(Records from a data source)
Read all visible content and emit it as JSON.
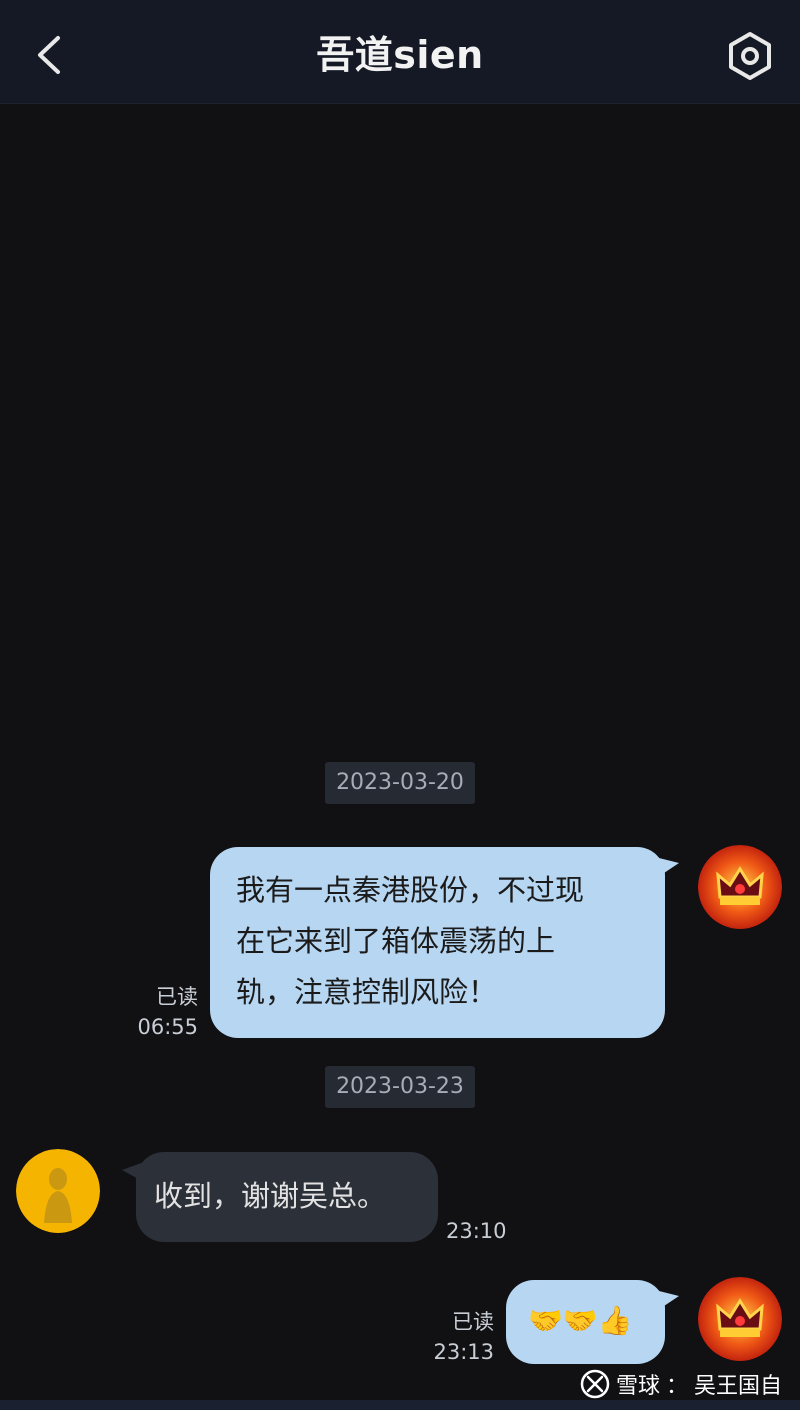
{
  "header": {
    "title": "吾道sien",
    "back_icon": "back-arrow-icon",
    "settings_icon": "settings-gear-icon"
  },
  "messages": [
    {
      "type": "date",
      "text": "2023-03-20"
    },
    {
      "type": "outgoing",
      "text_lines": [
        "我有一点秦港股份，不过现",
        "在它来到了箱体震荡的上",
        "轨，注意控制风险！"
      ],
      "status": "已读",
      "time": "06:55"
    },
    {
      "type": "date",
      "text": "2023-03-23"
    },
    {
      "type": "incoming",
      "text": "收到，谢谢吴总。",
      "time": "23:10"
    },
    {
      "type": "outgoing",
      "emoji": "🤝🤝👍",
      "status": "已读",
      "time": "23:13"
    }
  ],
  "watermark": {
    "brand": "雪球",
    "separator": "：",
    "author": "吴王国自"
  },
  "colors": {
    "background": "#111113",
    "header": "#141925",
    "outgoing_bubble": "#b6d6f2",
    "incoming_bubble": "#2c3039"
  }
}
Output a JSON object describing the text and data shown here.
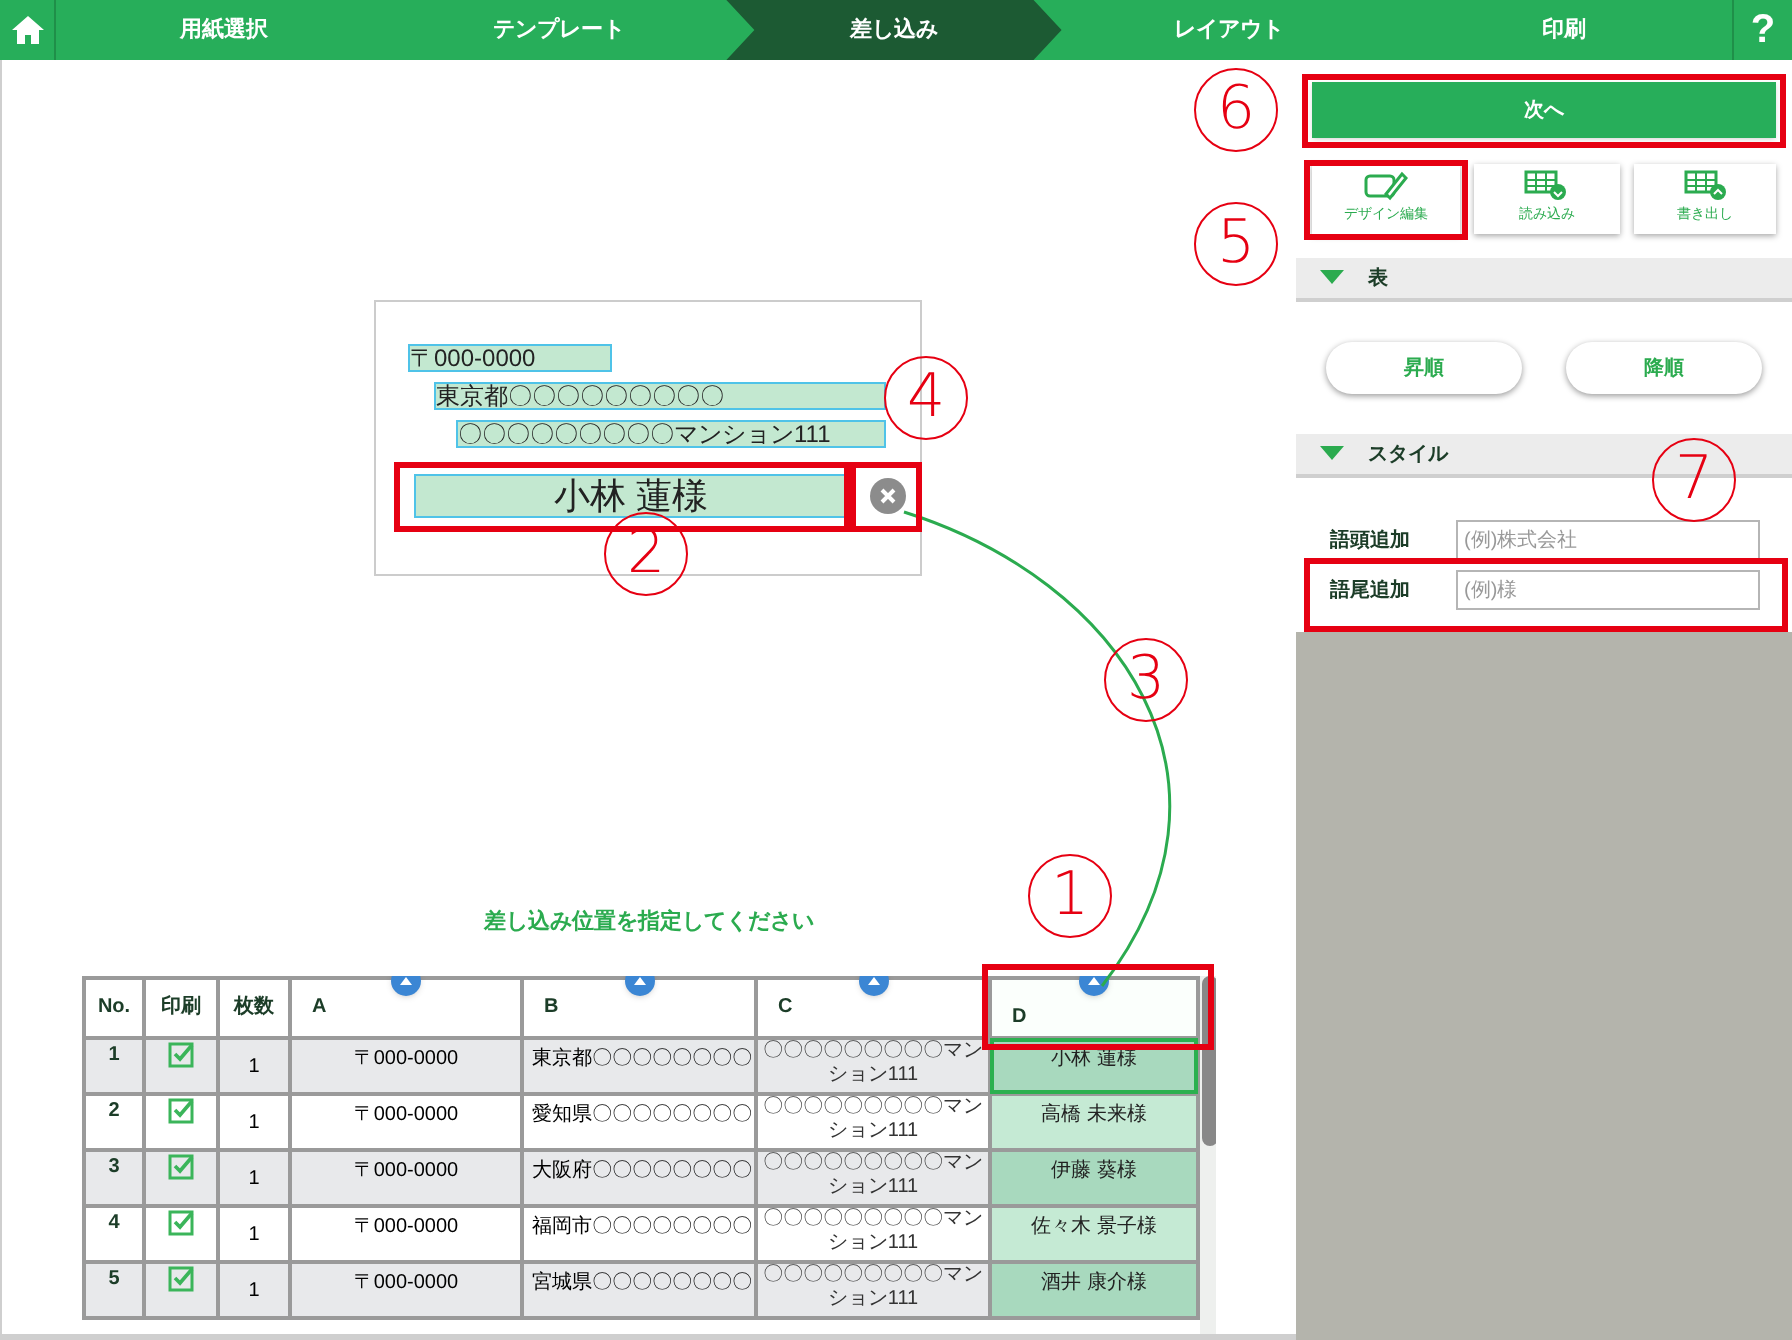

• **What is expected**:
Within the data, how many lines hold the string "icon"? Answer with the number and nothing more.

• **Response to this exercise**:
2